Tuesday, December 6th, 2011
Melbourne, VIC – 6 December 2011 - Analytics professionals are the modern-day knights in shining armour for businesses according to the Institute of Analytics Professionals of Australia (IAPA), the industry body for analytics professionals.

‘Successful businesses will be those that excel at collecting, managing and analysing the proliferation of data to deliver insights that constantly improve business performance,’ stated IAPA President Doug Campbell who is also a Director of Deloitte Analytics.

‘With the digital universe now measured in zettabytes, 71 percent of marketers unprepared for the data deluge and predictions of a 50 fold increase in data inflows, those in analytical positions are already in high demand - a trend that’s predicted to see 60 percent more positions than can be filled by 2018.’

IAPA was established in 2006 as a not-for-profit organisation to support and encourage analytics professionals. From a modest membership of just 300, IAPA has grown to over 1500 members with vibrant branches in Sydney, Melbourne, Canberra and Brisbane.

The increasing demand for analytics professionals reflected in membership growth has also inspired IAPA to relaunch its website as an online hub for members and those interested in analytics. The IAPA website (www.iapa.org.au) provides a community for those in analytics professions and those interested in analytics.

‘Data analytics is not new, it’s not the new black,’ noted Campbell.

‘Since the early days of decision support systems in the 60’s, businesses of all sizes have been using available data to improve decision making and gain greater insights into business. You don’t need a huge capital outlay to drive significant business improvements.’

‘Analytics is the classical black - it’s always been in fashion for the best performing organisations that recognise the influence data can have on the future. Transitioning from hindsight to foresight assists future operations planning, removes cost and improves customer service and supply chains.

‘New analytical technologies coupled with advances in computing power have helped enormously but analytical skills coupled with business process improvement are the key to unlocking the value from this data,’ continued Campbell.

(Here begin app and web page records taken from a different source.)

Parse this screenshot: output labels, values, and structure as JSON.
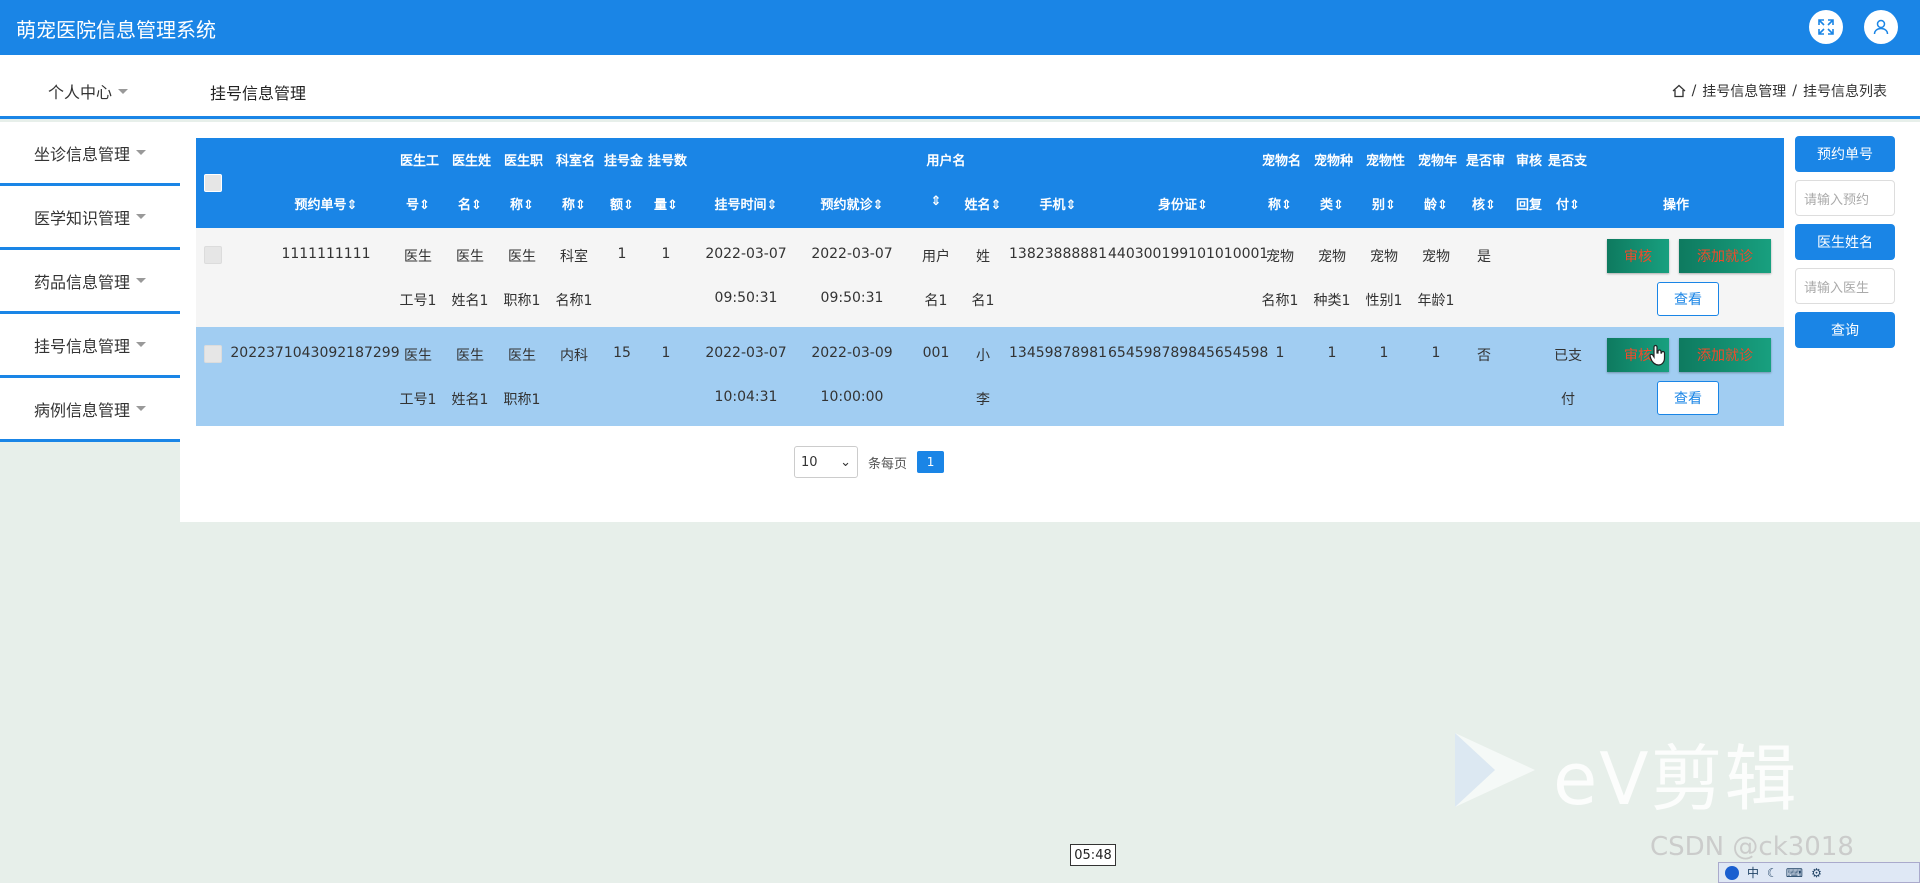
{
  "app": {
    "title": "萌宠医院信息管理系统"
  },
  "header": {
    "page_title": "挂号信息管理",
    "personal_center": "个人中心",
    "breadcrumb": [
      "挂号信息管理",
      "挂号信息列表"
    ],
    "breadcrumb_sep": "/"
  },
  "sidebar": {
    "items": [
      {
        "label": "坐诊信息管理"
      },
      {
        "label": "医学知识管理"
      },
      {
        "label": "药品信息管理"
      },
      {
        "label": "挂号信息管理"
      },
      {
        "label": "病例信息管理"
      }
    ]
  },
  "table": {
    "headers_top": {
      "doc_no": "医生工",
      "doc_name": "医生姓",
      "doc_title": "医生职",
      "dept": "科室名",
      "fee": "挂号金",
      "count": "挂号数",
      "username": "用户名",
      "pet_name": "宠物名",
      "pet_type": "宠物种",
      "pet_sex": "宠物性",
      "pet_age": "宠物年",
      "audit": "是否审",
      "audit_reply": "审核",
      "paid": "是否支"
    },
    "headers_bottom": {
      "order_no": "预约单号",
      "doc_no": "号",
      "doc_name": "名",
      "doc_title": "称",
      "dept": "称",
      "fee": "额",
      "count": "量",
      "reg_time": "挂号时间",
      "visit_time": "预约就诊",
      "username": "",
      "name": "姓名",
      "phone": "手机",
      "idcard": "身份证",
      "pet_name": "称",
      "pet_type": "类",
      "pet_sex": "别",
      "pet_age": "龄",
      "audit": "核",
      "audit_reply": "回复",
      "paid": "付",
      "ops": "操作"
    },
    "rows": [
      {
        "order_no": "1111111111",
        "doc_no": [
          "医生",
          "工号1"
        ],
        "doc_name": [
          "医生",
          "姓名1"
        ],
        "doc_title": [
          "医生",
          "职称1"
        ],
        "dept": [
          "科室",
          "名称1"
        ],
        "fee": "1",
        "count": "1",
        "reg_time": [
          "2022-03-07",
          "09:50:31"
        ],
        "visit_time": [
          "2022-03-07",
          "09:50:31"
        ],
        "username": [
          "用户",
          "名1"
        ],
        "name": [
          "姓",
          "名1"
        ],
        "phone": "13823888881",
        "idcard": "440300199101010001",
        "pet_name": [
          "宠物",
          "名称1"
        ],
        "pet_type": [
          "宠物",
          "种类1"
        ],
        "pet_sex": [
          "宠物",
          "性别1"
        ],
        "pet_age": [
          "宠物",
          "年龄1"
        ],
        "audit": "是",
        "audit_reply": "",
        "paid": [
          "",
          ""
        ],
        "btn_audit": "审核",
        "btn_add_visit": "添加就诊",
        "btn_view": "查看"
      },
      {
        "order_no": "2022371043092187299",
        "doc_no": [
          "医生",
          "工号1"
        ],
        "doc_name": [
          "医生",
          "姓名1"
        ],
        "doc_title": [
          "医生",
          "职称1"
        ],
        "dept": [
          "内科",
          ""
        ],
        "fee": "15",
        "count": "1",
        "reg_time": [
          "2022-03-07",
          "10:04:31"
        ],
        "visit_time": [
          "2022-03-09",
          "10:00:00"
        ],
        "username": [
          "001",
          ""
        ],
        "name": [
          "小",
          "李"
        ],
        "phone": "13459878981",
        "idcard": "654598789845654598",
        "pet_name": [
          "1",
          ""
        ],
        "pet_type": [
          "1",
          ""
        ],
        "pet_sex": [
          "1",
          ""
        ],
        "pet_age": [
          "1",
          ""
        ],
        "audit": "否",
        "audit_reply": "",
        "paid": [
          "已支",
          "付"
        ],
        "btn_audit": "审核",
        "btn_add_visit": "添加就诊",
        "btn_view": "查看"
      }
    ]
  },
  "pagination": {
    "page_size": "10",
    "per_page_label": "条每页",
    "current_page": "1"
  },
  "search": {
    "order_no_button": "预约单号",
    "order_no_placeholder": "请输入预约",
    "doctor_name_button": "医生姓名",
    "doctor_name_placeholder": "请输入医生",
    "query_button": "查询"
  },
  "overlay": {
    "ev_watermark": "eV剪辑",
    "csdn_watermark": "CSDN @ck3018",
    "timer": "05:48",
    "ime": "中"
  },
  "colors": {
    "primary": "#1a85e6",
    "green_button": "#0e7a5f",
    "row_selected": "#a1cdf2"
  }
}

Local examples of business insights gained from analytics include Telstra realising a 15 percent improvement in some of its recent retention campaigns; Commonwealth Bank improving internet fraud loss to turnover ratios by 80 percent; a wealth management firm using artificial intelligence to analyse vast datasets to determine behavioural customer segments; an airline discovering a $25 million tax benefit through data analysis; and a water provider analysing massive data streams to assess current and future trends to grow and retain customers.

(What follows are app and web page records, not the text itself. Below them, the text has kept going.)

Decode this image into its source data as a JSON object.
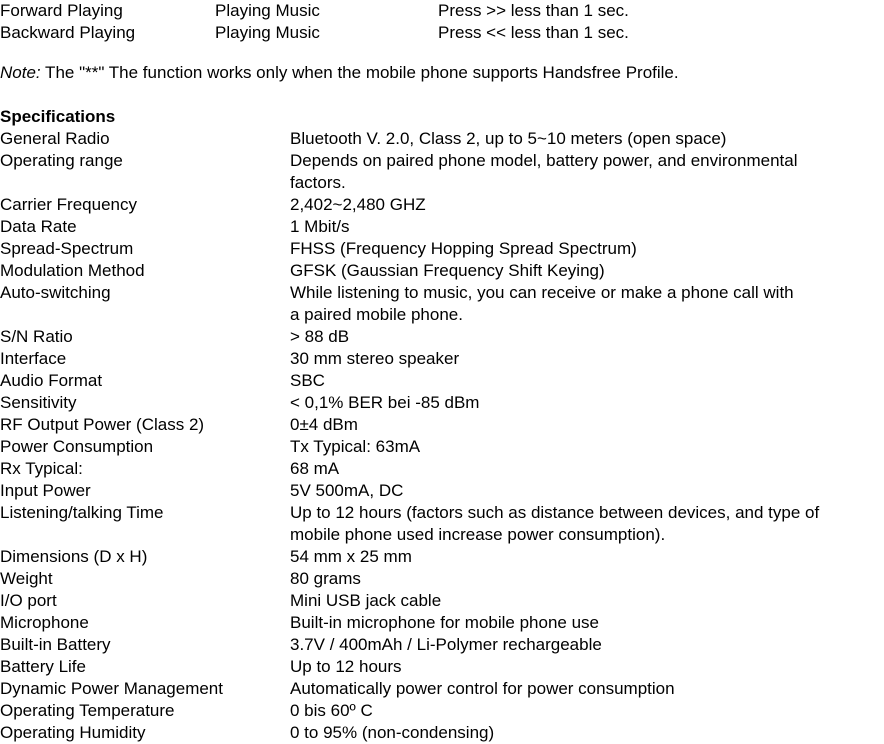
{
  "function_table": {
    "rows": [
      {
        "function": "Forward Playing",
        "status": "Playing Music",
        "operation": "Press >> less than 1 sec."
      },
      {
        "function": "Backward Playing",
        "status": "Playing Music",
        "operation": "Press << less than 1 sec."
      }
    ]
  },
  "note": {
    "label": "Note:",
    "text": " The \"**\" The function works only when the mobile phone supports Handsfree Profile."
  },
  "specifications": {
    "heading": "Specifications",
    "rows": [
      {
        "label": "General Radio",
        "lines": [
          "Bluetooth V. 2.0, Class 2, up to 5~10 meters (open space)"
        ]
      },
      {
        "label": "Operating range",
        "lines": [
          "Depends on paired phone model, battery power, and environmental",
          "factors."
        ]
      },
      {
        "label": "Carrier Frequency",
        "lines": [
          "2,402~2,480 GHZ"
        ]
      },
      {
        "label": "Data Rate",
        "lines": [
          "1 Mbit/s"
        ]
      },
      {
        "label": "Spread-Spectrum",
        "lines": [
          "FHSS (Frequency Hopping Spread Spectrum)"
        ]
      },
      {
        "label": "Modulation Method",
        "lines": [
          "GFSK (Gaussian Frequency Shift Keying)"
        ]
      },
      {
        "label": "Auto-switching",
        "lines": [
          "While listening to music, you can receive or make a phone call with",
          "a paired mobile phone."
        ]
      },
      {
        "label": "S/N Ratio",
        "lines": [
          "> 88 dB"
        ]
      },
      {
        "label": "Interface",
        "lines": [
          "30 mm stereo speaker"
        ]
      },
      {
        "label": "Audio Format",
        "lines": [
          "SBC"
        ]
      },
      {
        "label": "Sensitivity",
        "lines": [
          "< 0,1% BER bei -85 dBm"
        ]
      },
      {
        "label": "RF Output Power (Class 2)",
        "lines": [
          "0±4 dBm"
        ]
      },
      {
        "label": "Power Consumption",
        "lines": [
          "Tx Typical: 63mA"
        ]
      },
      {
        "label": "Rx Typical:",
        "lines": [
          "68 mA"
        ]
      },
      {
        "label": "Input Power",
        "lines": [
          "5V 500mA, DC"
        ]
      },
      {
        "label": "Listening/talking Time",
        "lines": [
          "Up to 12 hours (factors such as distance between devices, and type of",
          "mobile phone used increase power consumption)."
        ]
      },
      {
        "label": "Dimensions (D x H)",
        "lines": [
          "54 mm x 25 mm"
        ]
      },
      {
        "label": "Weight",
        "lines": [
          "80 grams"
        ]
      },
      {
        "label": "I/O port",
        "lines": [
          "Mini USB jack cable"
        ]
      },
      {
        "label": "Microphone",
        "lines": [
          "Built-in microphone for mobile phone use"
        ]
      },
      {
        "label": "Built-in Battery",
        "lines": [
          "3.7V / 400mAh / Li-Polymer rechargeable"
        ]
      },
      {
        "label": "Battery Life",
        "lines": [
          "Up to 12 hours"
        ]
      },
      {
        "label": "Dynamic Power Management",
        "lines": [
          "Automatically power control for power consumption"
        ]
      },
      {
        "label": "Operating Temperature",
        "lines": [
          "0 bis 60º C"
        ]
      },
      {
        "label": "Operating Humidity",
        "lines": [
          "0 to 95% (non-condensing)"
        ]
      }
    ]
  }
}
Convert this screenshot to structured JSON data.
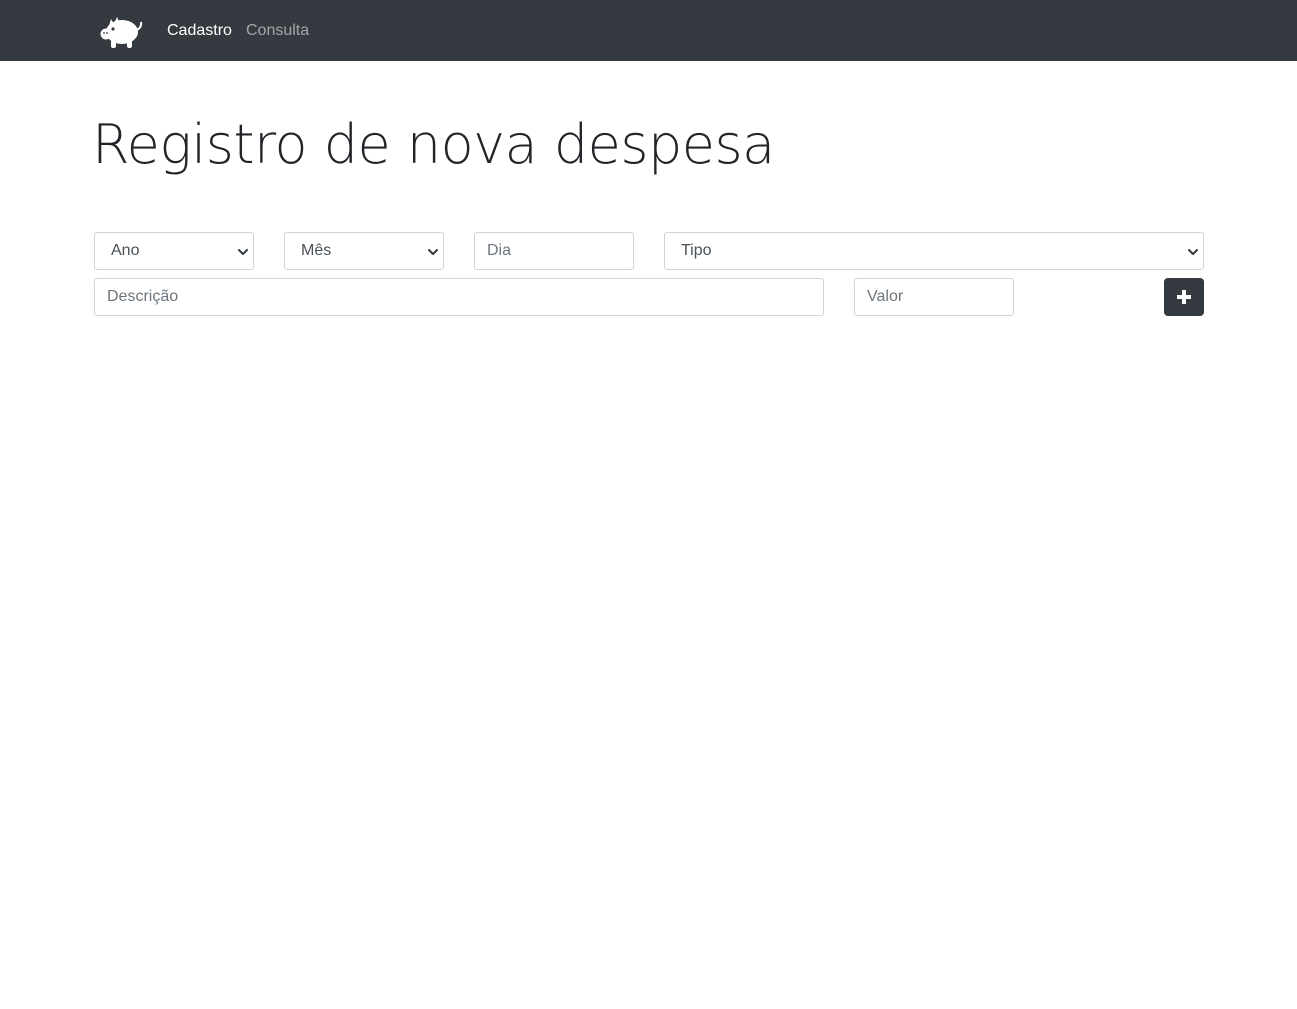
{
  "nav": {
    "logo_icon": "piggy-bank-icon",
    "items": [
      {
        "label": "Cadastro",
        "active": true
      },
      {
        "label": "Consulta",
        "active": false
      }
    ],
    "background": "#343a40"
  },
  "page": {
    "title": "Registro de nova despesa"
  },
  "form": {
    "ano": {
      "value": "Ano"
    },
    "mes": {
      "value": "Mês"
    },
    "dia": {
      "placeholder": "Dia"
    },
    "tipo": {
      "value": "Tipo"
    },
    "descricao": {
      "placeholder": "Descrição"
    },
    "valor": {
      "placeholder": "Valor"
    },
    "add_button_icon": "plus-icon"
  }
}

Analytics is the application of artificial intelligence techniques and advanced statistical methods to identify patterns from data. Acting on insights from the patterns of process, customer, employee, population and competitor interactions and behaviours can significantly improve business performance.

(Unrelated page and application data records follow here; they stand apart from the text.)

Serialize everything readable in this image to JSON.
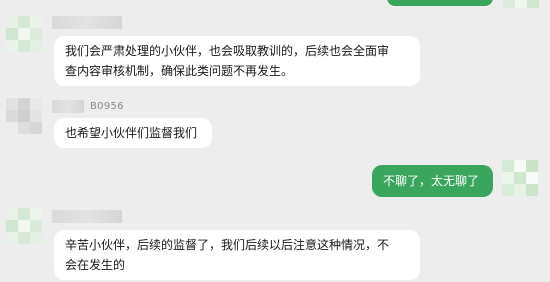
{
  "chat": {
    "messages": [
      {
        "from": "other",
        "sender_suffix": "",
        "text": "我们会严肃处理的小伙伴，也会吸取教训的，后续也会全面审\n查内容审核机制，确保此类问题不再发生。"
      },
      {
        "from": "other",
        "sender_suffix": "B0956",
        "text": "也希望小伙伴们监督我们"
      },
      {
        "from": "self",
        "sender_suffix": "",
        "text": "不聊了，太无聊了"
      },
      {
        "from": "other",
        "sender_suffix": "",
        "text": "辛苦小伙伴，后续的监督了，我们后续以后注意这种情况，不\n会在发生的"
      }
    ]
  },
  "colors": {
    "background": "#ededed",
    "other_bubble": "#ffffff",
    "self_bubble": "#3aa55c",
    "self_text": "#ffffff"
  }
}
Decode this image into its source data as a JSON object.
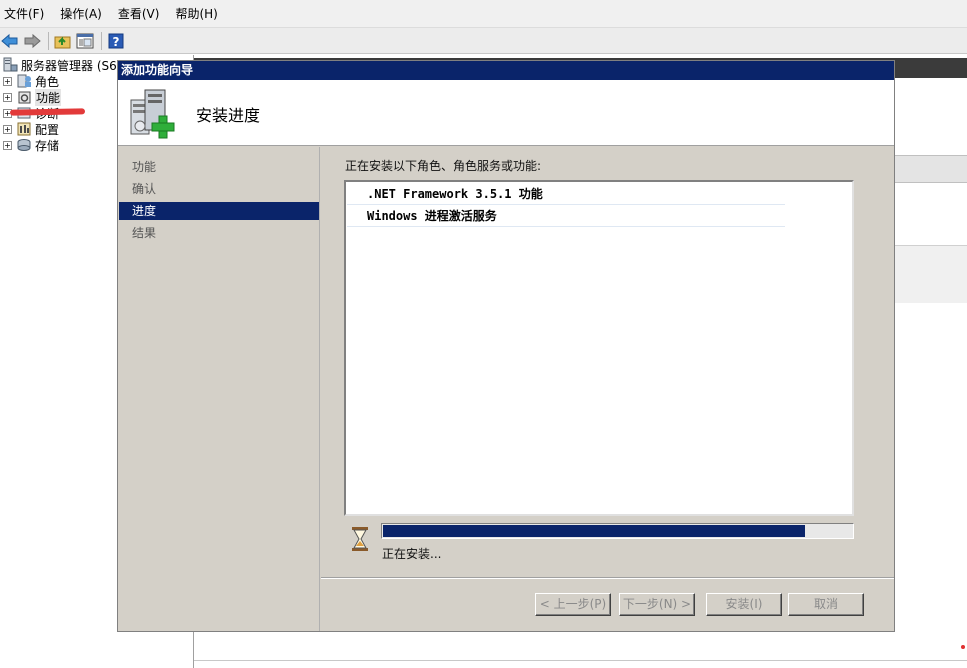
{
  "menu": [
    "文件(F)",
    "操作(A)",
    "查看(V)",
    "帮助(H)"
  ],
  "toolbar": {
    "icons": [
      "back-arrow-icon",
      "forward-arrow-icon",
      "up-folder-icon",
      "show-hide-tree-icon",
      "help-icon"
    ]
  },
  "tree": {
    "root_label": "服务器管理器 (S6",
    "items": [
      {
        "label": "角色",
        "icon": "roles-icon"
      },
      {
        "label": "功能",
        "icon": "features-icon"
      },
      {
        "label": "诊断",
        "icon": "diagnostics-icon"
      },
      {
        "label": "配置",
        "icon": "configuration-icon"
      },
      {
        "label": "存储",
        "icon": "storage-icon"
      }
    ]
  },
  "wizard": {
    "title": "添加功能向导",
    "heading": "安装进度",
    "steps": [
      "功能",
      "确认",
      "进度",
      "结果"
    ],
    "active_step": "进度",
    "caption": "正在安装以下角色、角色服务或功能:",
    "items": [
      ".NET Framework 3.5.1 功能",
      "Windows 进程激活服务"
    ],
    "progress_fraction": 0.9,
    "progress_text": "正在安装...",
    "buttons": {
      "prev": "< 上一步(P)",
      "next": "下一步(N) >",
      "install": "安装(I)",
      "cancel": "取消"
    }
  },
  "colors": {
    "title_bar": "#0a246a",
    "dialog_bg": "#d4d0c8",
    "progress_fill": "#0a246a",
    "highlight_mark": "#e23a3a"
  }
}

Analytics professionals are involved in diverse areas including social network analysis, sports performance enhancement, online/mobile customer behaviour, marketing optimisation, cross channel cost management, pricing, lead identification, salesforce effectiveness, credit risk, fraud detection, forecasting, process optimisation, equitable distribution of resources for government, workforce planning, quality assurance, safety and customer insight.

ENDS

Stats Insight for Editors
• The IDC Digital Universe study found the digital universe in 2011 is 1.8 zettabytes,; and is predicted to be 7.9 zettabytes by 2015 (“Extracting Value from Chaos”, June 2011, IDC Digital Universe Study)
• IDC predicts digital content to reach 2.7 zettabytes in 2012, a growth of 48% from 2011, with 90% of this information unstructured. (‘IDC Predictions 2012: Competing for 2020’, December 2011)
• IBM Global CMO Study found 71 percent were unprepared to manage the explosion in data (“From Stretched to Strengthened: Insights from the Global Chief Marketing Officer Study”, October 2011)
• IDC forecast organisations will deal with 50 times more information by 2020 than today (“Extracting Value from Chaos”, June 2011, IDC Digital Universe Study)
• Through 2015, more than 85 percent of Fortune 500 organisations will fail to effectively exploit big data for competitive advantage (Gartner report, "Gartner's Top Predictions for IT Organizations and Users, 2012 and Beyond: Control Slips Away," November 2011)
• Axciom’s 2011 survey found that only 25 percent of Australian businesses are integrating all marketing data in a centralised system for a comprehensive customer view. (“Connecting the Dots”, November 2011)
• McKinsey Global Institute predict a 60 percent shortfall in deep analytical talent and data savvy managers and analysts in US, with similar shortfalls globally (‘Big data: The next frontier for innovation, competition, and productivity’, June 2011, McKinsey & Company)
• Telstra outbound marketing results from SAS case study (find at www.sas.com/success/Telstra2010.html)
• Commonwealth Bank improved ratios from SAS case study(find at www.sas.com/success/CBA.html)